» REQUIRED ACTION
Pictures stay out; everything else in the records is to be copied exactly.

» PROVIDED DATA
^^^^

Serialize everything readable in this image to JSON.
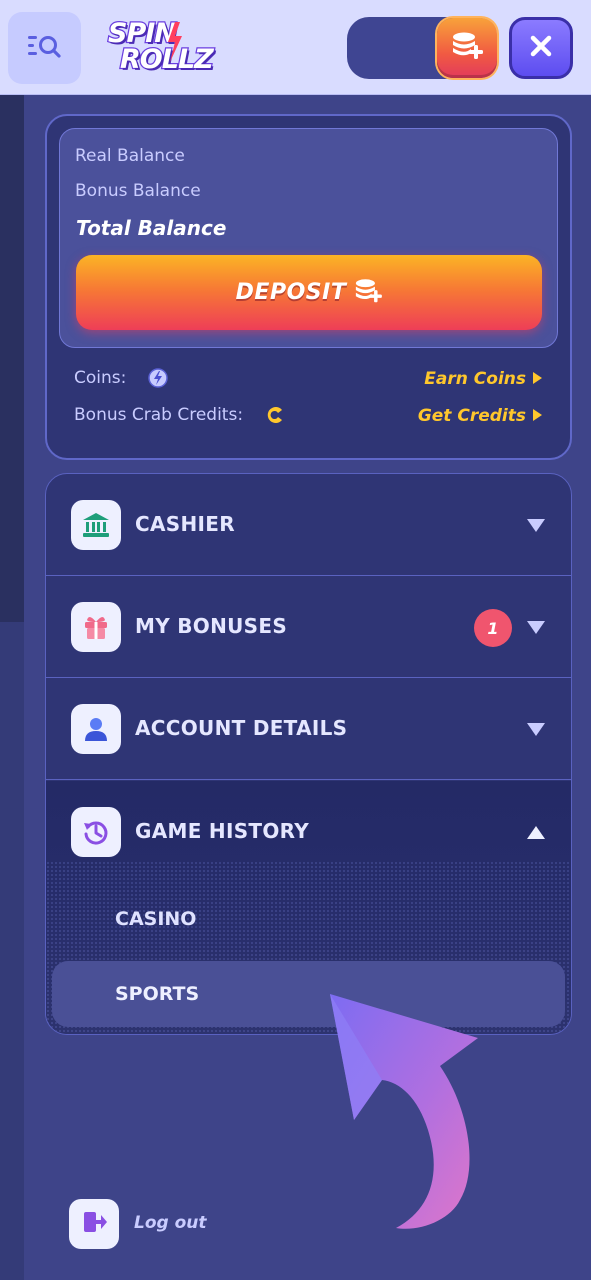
{
  "header": {
    "logo_line1": "SPIN",
    "logo_line2": "ROLLZ",
    "search_icon": "search-list-icon",
    "coin_add_icon": "coins-plus-icon",
    "close_icon": "close-icon"
  },
  "wallet": {
    "real_balance_label": "Real Balance",
    "bonus_balance_label": "Bonus Balance",
    "total_balance_label": "Total Balance",
    "deposit_label": "DEPOSIT",
    "coins_label": "Coins:",
    "crab_label": "Bonus Crab Credits:",
    "earn_coins_label": "Earn Coins",
    "get_credits_label": "Get Credits"
  },
  "menu": {
    "items": [
      {
        "label": "CASHIER",
        "icon": "bank-icon",
        "expanded": false
      },
      {
        "label": "MY BONUSES",
        "icon": "gift-icon",
        "badge": "1",
        "expanded": false
      },
      {
        "label": "ACCOUNT DETAILS",
        "icon": "user-icon",
        "expanded": false
      },
      {
        "label": "GAME HISTORY",
        "icon": "history-icon",
        "expanded": true
      }
    ],
    "game_history_sub": [
      "CASINO",
      "SPORTS"
    ]
  },
  "logout": {
    "label": "Log out",
    "icon": "logout-icon"
  },
  "colors": {
    "accent_gold": "#ffc72c",
    "deposit_top": "#fbb425",
    "deposit_bottom": "#ee3e57",
    "panel": "#2f3575",
    "badge": "#f0556e"
  }
}
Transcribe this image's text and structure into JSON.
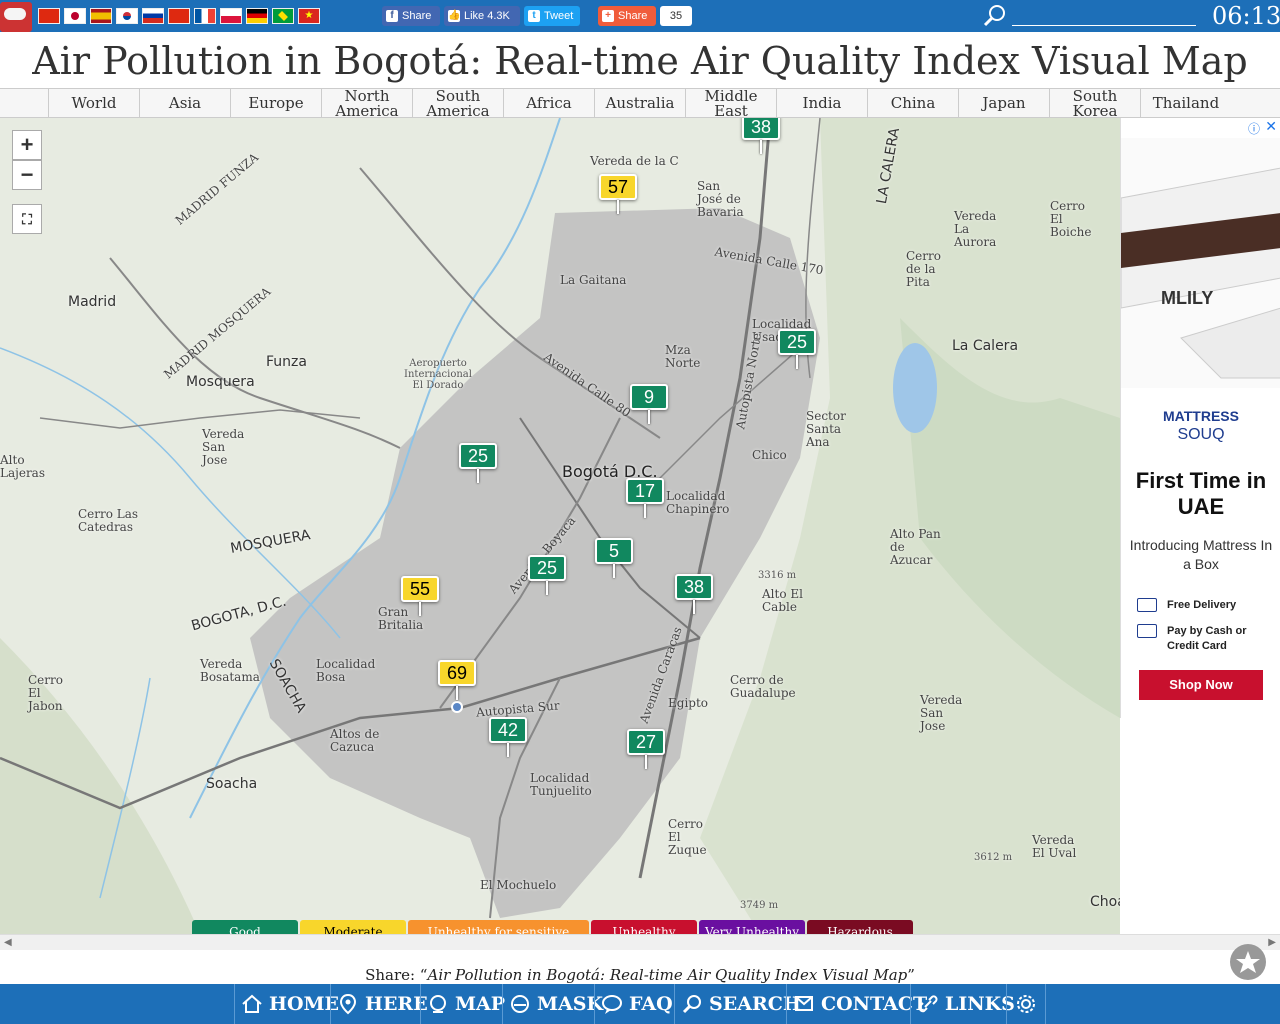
{
  "header": {
    "clock": "06:13",
    "share_fb": "Share",
    "like_label": "Like",
    "like_count": "4.3K",
    "tweet_label": "Tweet",
    "share_label": "Share",
    "share_count": "35",
    "flags": [
      "china",
      "japan",
      "spain",
      "korea",
      "russia",
      "hongkong",
      "france",
      "poland",
      "germany",
      "brazil",
      "vietnam"
    ]
  },
  "title": "Air Pollution in Bogotá: Real-time Air Quality Index Visual Map",
  "regions": [
    "World",
    "Asia",
    "Europe",
    "North America",
    "South America",
    "Africa",
    "Australia",
    "Middle East",
    "India",
    "China",
    "Japan",
    "South Korea",
    "Thailand"
  ],
  "map": {
    "stations": [
      {
        "value": "38",
        "level": "good"
      },
      {
        "value": "57",
        "level": "moderate"
      },
      {
        "value": "25",
        "level": "good"
      },
      {
        "value": "9",
        "level": "good"
      },
      {
        "value": "25",
        "level": "good"
      },
      {
        "value": "17",
        "level": "good"
      },
      {
        "value": "5",
        "level": "good"
      },
      {
        "value": "25",
        "level": "good"
      },
      {
        "value": "38",
        "level": "good"
      },
      {
        "value": "55",
        "level": "moderate"
      },
      {
        "value": "69",
        "level": "moderate"
      },
      {
        "value": "42",
        "level": "good"
      },
      {
        "value": "27",
        "level": "good"
      }
    ],
    "labels": {
      "vereda_dela_c": "Vereda de la C",
      "san_jose_bavaria": "San José de Bavaria",
      "madrid_funza": "MADRID FUNZA",
      "madrid": "Madrid",
      "madrid_mosquera": "MADRID MOSQUERA",
      "funza": "Funza",
      "mosquera": "Mosquera",
      "aeropuerto": "Aeropuerto Internacional El Dorado",
      "la_gaitana": "La Gaitana",
      "mza_norte": "Mza Norte",
      "localidad_usaquen": "Localidad Usaquén",
      "bogota_dc": "Bogotá D.C.",
      "localidad_chapinero": "Localidad Chapinero",
      "chico": "Chico",
      "sector_santa_ana": "Sector Santa Ana",
      "vereda_san_jose": "Vereda San Jose",
      "alto_lajeras": "Alto Lajeras",
      "cerro_las_catedras": "Cerro Las Catedras",
      "mosquera_dept": "MOSQUERA",
      "bogota_dc_region": "BOGOTA, D.C.",
      "gran_britalia": "Gran Britalia",
      "localidad_bosa": "Localidad Bosa",
      "vereda_bosatama": "Vereda Bosatama",
      "soacha_region": "SOACHA",
      "cerro_el_jabon": "Cerro El Jabon",
      "soacha": "Soacha",
      "altos_de_cazuca": "Altos de Cazuca",
      "localidad_tunjuelito": "Localidad Tunjuelito",
      "el_mochuelo": "El Mochuelo",
      "cerro_el_zuque": "Cerro El Zuque",
      "egipto": "Egipto",
      "cerro_guadalupe": "Cerro de Guadalupe",
      "alto_el_cable": "Alto El Cable",
      "alto_pan_azucar": "Alto Pan de Azucar",
      "vereda_san_jose_east": "Vereda San Jose",
      "la_calera": "La Calera",
      "cerro_la_pita": "Cerro de la Pita",
      "vereda_la_aurora": "Vereda La Aurora",
      "cerro_el_boiche": "Cerro El Boiche",
      "vereda_el_uval": "Vereda El Uval",
      "choa": "Choa",
      "la_calera_region": "LA CALERA",
      "avenida_calle_80": "Avenida Calle 80",
      "avenida_calle_170": "Avenida Calle 170",
      "avenida_boyaca": "Avenida Boyaca",
      "autopista_sur": "Autopista Sur",
      "avenida_caracas": "Avenida Caracas",
      "autopista_norte": "Autopista Norte",
      "elev_3316": "3316 m",
      "elev_3612": "3612 m",
      "elev_3749": "3749 m"
    },
    "legend": [
      "Good",
      "Moderate",
      "Unhealthy for sensitive groups",
      "Unhealthy",
      "Very Unhealthy",
      "Hazardous"
    ],
    "legend_colors": [
      "#11885f",
      "#f8d62b",
      "#f7922e",
      "#c8102e",
      "#6a0fa0",
      "#7a0b22"
    ]
  },
  "ad": {
    "brand": "MATTRESS",
    "brand2": "SOUQ",
    "logo_text": "MLILY",
    "headline": "First Time in UAE",
    "sub": "Introducing Mattress In a Box",
    "features": [
      "Free Delivery",
      "Pay by Cash or Credit Card"
    ],
    "cta": "Shop Now"
  },
  "share": {
    "prefix": "Share: “",
    "title": "Air Pollution in Bogotá: Real-time Air Quality Index Visual Map",
    "suffix": "”"
  },
  "bottom_nav": [
    "HOME",
    "HERE",
    "MAP",
    "MASK",
    "FAQ",
    "SEARCH",
    "CONTACT",
    "LINKS"
  ]
}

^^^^

» EXERCISE ANSWER
Serialize everything readable in this image to JSON.
{
  "header": {
    "logo_line1": "SPIN",
    "logo_line2": "ROLLZ",
    "search_icon": "search-list-icon",
    "coin_add_icon": "coins-plus-icon",
    "close_icon": "close-icon"
  },
  "wallet": {
    "real_balance_label": "Real Balance",
    "bonus_balance_label": "Bonus Balance",
    "total_balance_label": "Total Balance",
    "deposit_label": "DEPOSIT",
    "coins_label": "Coins:",
    "crab_label": "Bonus Crab Credits:",
    "earn_coins_label": "Earn Coins",
    "get_credits_label": "Get Credits"
  },
  "menu": {
    "items": [
      {
        "label": "CASHIER",
        "icon": "bank-icon",
        "expanded": false
      },
      {
        "label": "MY BONUSES",
        "icon": "gift-icon",
        "badge": "1",
        "expanded": false
      },
      {
        "label": "ACCOUNT DETAILS",
        "icon": "user-icon",
        "expanded": false
      },
      {
        "label": "GAME HISTORY",
        "icon": "history-icon",
        "expanded": true
      }
    ],
    "game_history_sub": [
      "CASINO",
      "SPORTS"
    ]
  },
  "logout": {
    "label": "Log out",
    "icon": "logout-icon"
  },
  "colors": {
    "accent_gold": "#ffc72c",
    "deposit_top": "#fbb425",
    "deposit_bottom": "#ee3e57",
    "panel": "#2f3575",
    "badge": "#f0556e"
  }
}
Transcribe this image's text and structure into JSON.
{
  "header": {
    "clock": "06:13",
    "share_fb": "Share",
    "like_label": "Like",
    "like_count": "4.3K",
    "tweet_label": "Tweet",
    "share_label": "Share",
    "share_count": "35",
    "flags": [
      "china",
      "japan",
      "spain",
      "korea",
      "russia",
      "hongkong",
      "france",
      "poland",
      "germany",
      "brazil",
      "vietnam"
    ]
  },
  "title": "Air Pollution in Bogotá: Real-time Air Quality Index Visual Map",
  "regions": [
    "World",
    "Asia",
    "Europe",
    "North America",
    "South America",
    "Africa",
    "Australia",
    "Middle East",
    "India",
    "China",
    "Japan",
    "South Korea",
    "Thailand"
  ],
  "map": {
    "stations": [
      {
        "value": "38",
        "level": "good"
      },
      {
        "value": "57",
        "level": "moderate"
      },
      {
        "value": "25",
        "level": "good"
      },
      {
        "value": "9",
        "level": "good"
      },
      {
        "value": "25",
        "level": "good"
      },
      {
        "value": "17",
        "level": "good"
      },
      {
        "value": "5",
        "level": "good"
      },
      {
        "value": "25",
        "level": "good"
      },
      {
        "value": "38",
        "level": "good"
      },
      {
        "value": "55",
        "level": "moderate"
      },
      {
        "value": "69",
        "level": "moderate"
      },
      {
        "value": "42",
        "level": "good"
      },
      {
        "value": "27",
        "level": "good"
      }
    ],
    "labels": {
      "vereda_dela_c": "Vereda de la C",
      "san_jose_bavaria": "San José de Bavaria",
      "madrid_funza": "MADRID FUNZA",
      "madrid": "Madrid",
      "madrid_mosquera": "MADRID MOSQUERA",
      "funza": "Funza",
      "mosquera": "Mosquera",
      "aeropuerto": "Aeropuerto Internacional El Dorado",
      "la_gaitana": "La Gaitana",
      "mza_norte": "Mza Norte",
      "localidad_usaquen": "Localidad Usaquén",
      "bogota_dc": "Bogotá D.C.",
      "localidad_chapinero": "Localidad Chapinero",
      "chico": "Chico",
      "sector_santa_ana": "Sector Santa Ana",
      "vereda_san_jose": "Vereda San Jose",
      "alto_lajeras": "Alto Lajeras",
      "cerro_las_catedras": "Cerro Las Catedras",
      "mosquera_dept": "MOSQUERA",
      "bogota_dc_region": "BOGOTA, D.C.",
      "gran_britalia": "Gran Britalia",
      "localidad_bosa": "Localidad Bosa",
      "vereda_bosatama": "Vereda Bosatama",
      "soacha_region": "SOACHA",
      "cerro_el_jabon": "Cerro El Jabon",
      "soacha": "Soacha",
      "altos_de_cazuca": "Altos de Cazuca",
      "localidad_tunjuelito": "Localidad Tunjuelito",
      "el_mochuelo": "El Mochuelo",
      "cerro_el_zuque": "Cerro El Zuque",
      "egipto": "Egipto",
      "cerro_guadalupe": "Cerro de Guadalupe",
      "alto_el_cable": "Alto El Cable",
      "alto_pan_azucar": "Alto Pan de Azucar",
      "vereda_san_jose_east": "Vereda San Jose",
      "la_calera": "La Calera",
      "cerro_la_pita": "Cerro de la Pita",
      "vereda_la_aurora": "Vereda La Aurora",
      "cerro_el_boiche": "Cerro El Boiche",
      "vereda_el_uval": "Vereda El Uval",
      "choa": "Choa",
      "la_calera_region": "LA CALERA",
      "avenida_calle_80": "Avenida Calle 80",
      "avenida_calle_170": "Avenida Calle 170",
      "avenida_boyaca": "Avenida Boyaca",
      "autopista_sur": "Autopista Sur",
      "avenida_caracas": "Avenida Caracas",
      "autopista_norte": "Autopista Norte",
      "elev_3316": "3316 m",
      "elev_3612": "3612 m",
      "elev_3749": "3749 m"
    },
    "legend": [
      "Good",
      "Moderate",
      "Unhealthy for sensitive groups",
      "Unhealthy",
      "Very Unhealthy",
      "Hazardous"
    ],
    "legend_colors": [
      "#11885f",
      "#f8d62b",
      "#f7922e",
      "#c8102e",
      "#6a0fa0",
      "#7a0b22"
    ]
  },
  "ad": {
    "brand": "MATTRESS",
    "brand2": "SOUQ",
    "logo_text": "MLILY",
    "headline": "First Time in UAE",
    "sub": "Introducing Mattress In a Box",
    "features": [
      "Free Delivery",
      "Pay by Cash or Credit Card"
    ],
    "cta": "Shop Now"
  },
  "share": {
    "prefix": "Share: “",
    "title": "Air Pollution in Bogotá: Real-time Air Quality Index Visual Map",
    "suffix": "”"
  },
  "bottom_nav": [
    "HOME",
    "HERE",
    "MAP",
    "MASK",
    "FAQ",
    "SEARCH",
    "CONTACT",
    "LINKS"
  ]
}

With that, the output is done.